The VC dimension.

Machine Learning Classification

A quick explanation of the VC dimension.

Andrea Bonvini

When talking about binary classification, an hypothesis is a function that maps an input from the entire input space to a result: \[ h:\mathcal{X}\to\{-1,+1\} \] The number of hypotheses \(\vert\mathcal{H}\vert\) can be infinite.

A dichotomy is a hypothesis that maps from an input from the sample size to a result:

\[ h:\{\mathbf{x}_1,\mathbf{x}_2,\dots,\mathbf{x}_N\}\to\{-1,+1\} \]

The number of dichotomies \(\vert\mathcal{H}(\mathbf{x}_1,\mathbf{x}_2,\dots,\mathbf{x}_N )\vert\) is at most \(2^N\), where \(N\) is the sample size.

e.g. for a sample size \(N = 3\) we have at most \(8\) possible dichotomies:

        x1 x2 x3
1       -1 -1 -1
2       -1 -1 +1
3       -1 +1 -1
4       -1 +1 +1
5       +1 -1 -1 
6       +1 -1 +1
7       +1 +1 -1
8       +1 +1 +1

The growth function is a function that counts the most dichotomies on any \(N\) points. \[ m_{\mathcal{H}}(N)=\underset{\mathbf{x}_1,\dots,\mathbf{x}_N\in\mathcal{X}}{max}\vert\mathcal{H}(\mathbf{x}_1,\dots,\mathbf{x}_N)\vert \] This translates into choosing any \(N\) points and laying them out in any fashion in the input space. Determining \(m\) is equivalent to looking for such a layout of the \(N\) points that yields the most dichotomies.

The growth function satisfies: \[ m_{\mathcal{H}}(N)\le 2^N \] This can be applied to the perceptron. For example, when \(N=4\), we can lay out the points so that they are easily separated. However, given a layout, we must then consider all possible configurations of labels on the points, one of which is the following:

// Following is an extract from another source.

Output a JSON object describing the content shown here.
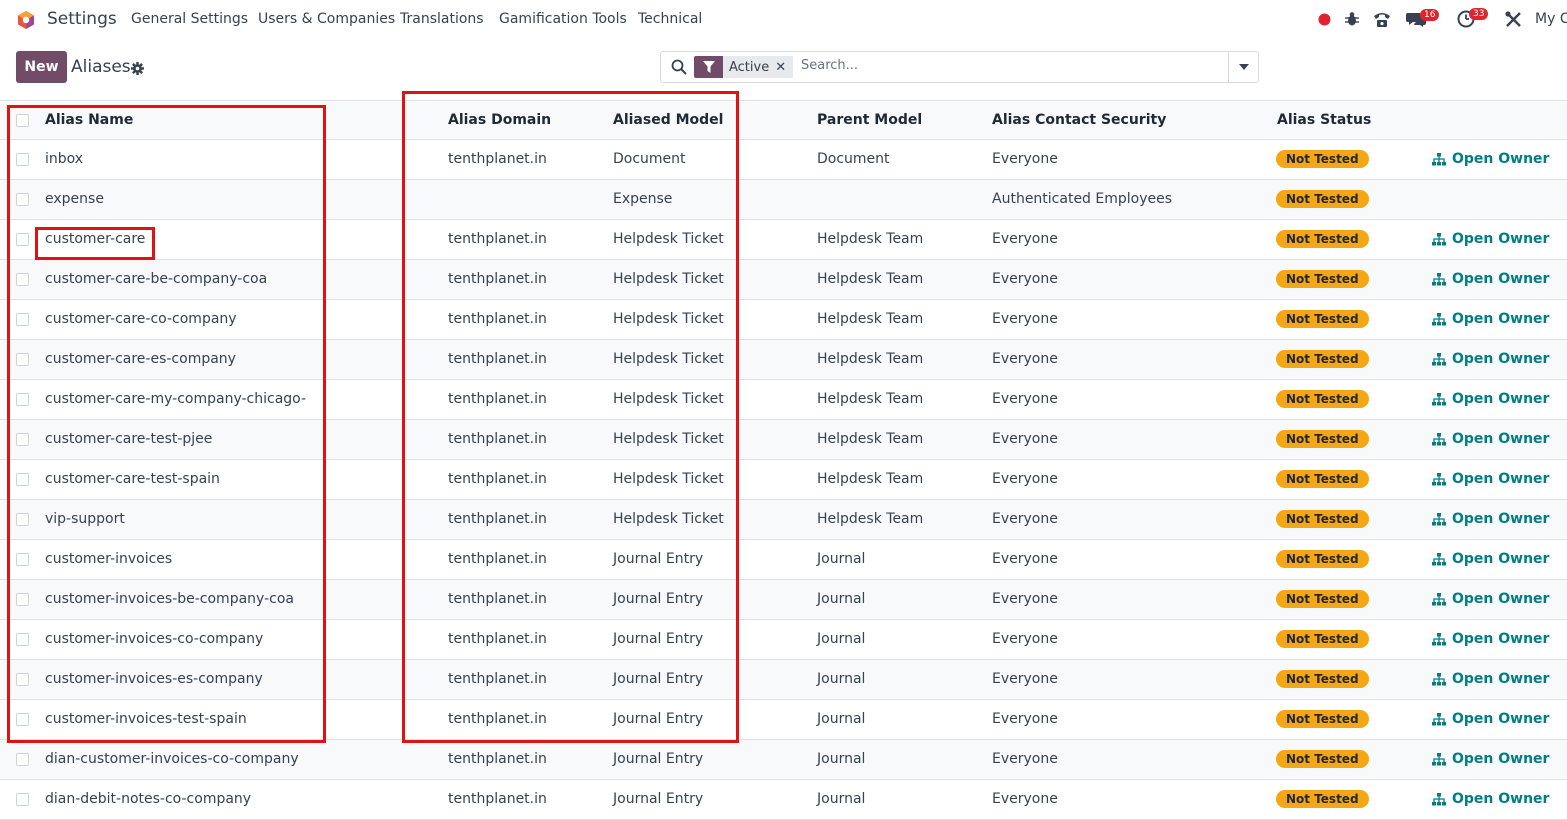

This is where the perceptron breaks down because it cannot separate that configuration, and so \(m_{\mathcal{H}}(4)=14\) because two configurations—this one and the one in which the left/right points are blue and top/bottom are red—cannot be represented. For this reason, we have to expect that for perceptrons, \(m\) can’t be \(2^4\).

The VC ( Vapnik-Chervonenkis ) dimension of a hypothesis set \(\mathcal{H}\) , denoted by \(d_{VC}(\mathcal{H})\) is the largest value of \(N\) for which \(m_{\mathcal{H}}(N)=2^N\) , in other words is “the most points \(\mathcal{H}\) can shatter

We can say that the VC dimension is one of many measures that characterize the expressive power, or capacity, of a hypothesis class.

You can think of the VC dimension as “how many points can this model class memorize/shatter?” (a ton? \(\to\) BAD! not so many? \(\to\) GOOD!).

With respect to learning, the effect of the VC dimension is that if the VC dimension is finite, then the hypothesis will generalize:

\[ d_{vc}(\mathcal H)\ \Longrightarrow\ g \in \mathcal H \text { will generalize } \]

The key observation here is that this statement is independent of:

The only things that factor into this are the training examples, the hypothesis set, and the final hypothesis.

The VC dimension for a linear classifier (i.e. a line in 2D, a plane in 3D etc…) is \(d+1\) (a line can shatter at most \(2+1=3\) points, a plane can shatter at most \(3+1=4\) points etc…)

Proof: here

How many randomly drawn examples suffice to guarantee error of at most \(\epsilon\) with probability at least (1−\(\delta\))?

\[ N\ge\frac{1}{\epsilon}\left(4\log\left(\frac{2}{\delta}\right)+8VC(H)\log_2\left(\frac{13}{\epsilon}\right)\right) \]

PAC BOUND using VC dimension: \[ L_{true}(h)\le L_{train}(h)+\sqrt{\frac{VC(H)\left(\ln\frac{2N}{VC(H)}+1\right)+\ln\frac{4}{\delta}}{N}} \]


For attribution, please cite this work as

Bonvini (2021, Feb. 14). Last Week's Potatoes: The VC dimension.. Retrieved from

BibTeX citation

  author = {Bonvini, Andrea},
  title = {Last Week's Potatoes: The VC dimension.},
  url = {},
  year = {2021}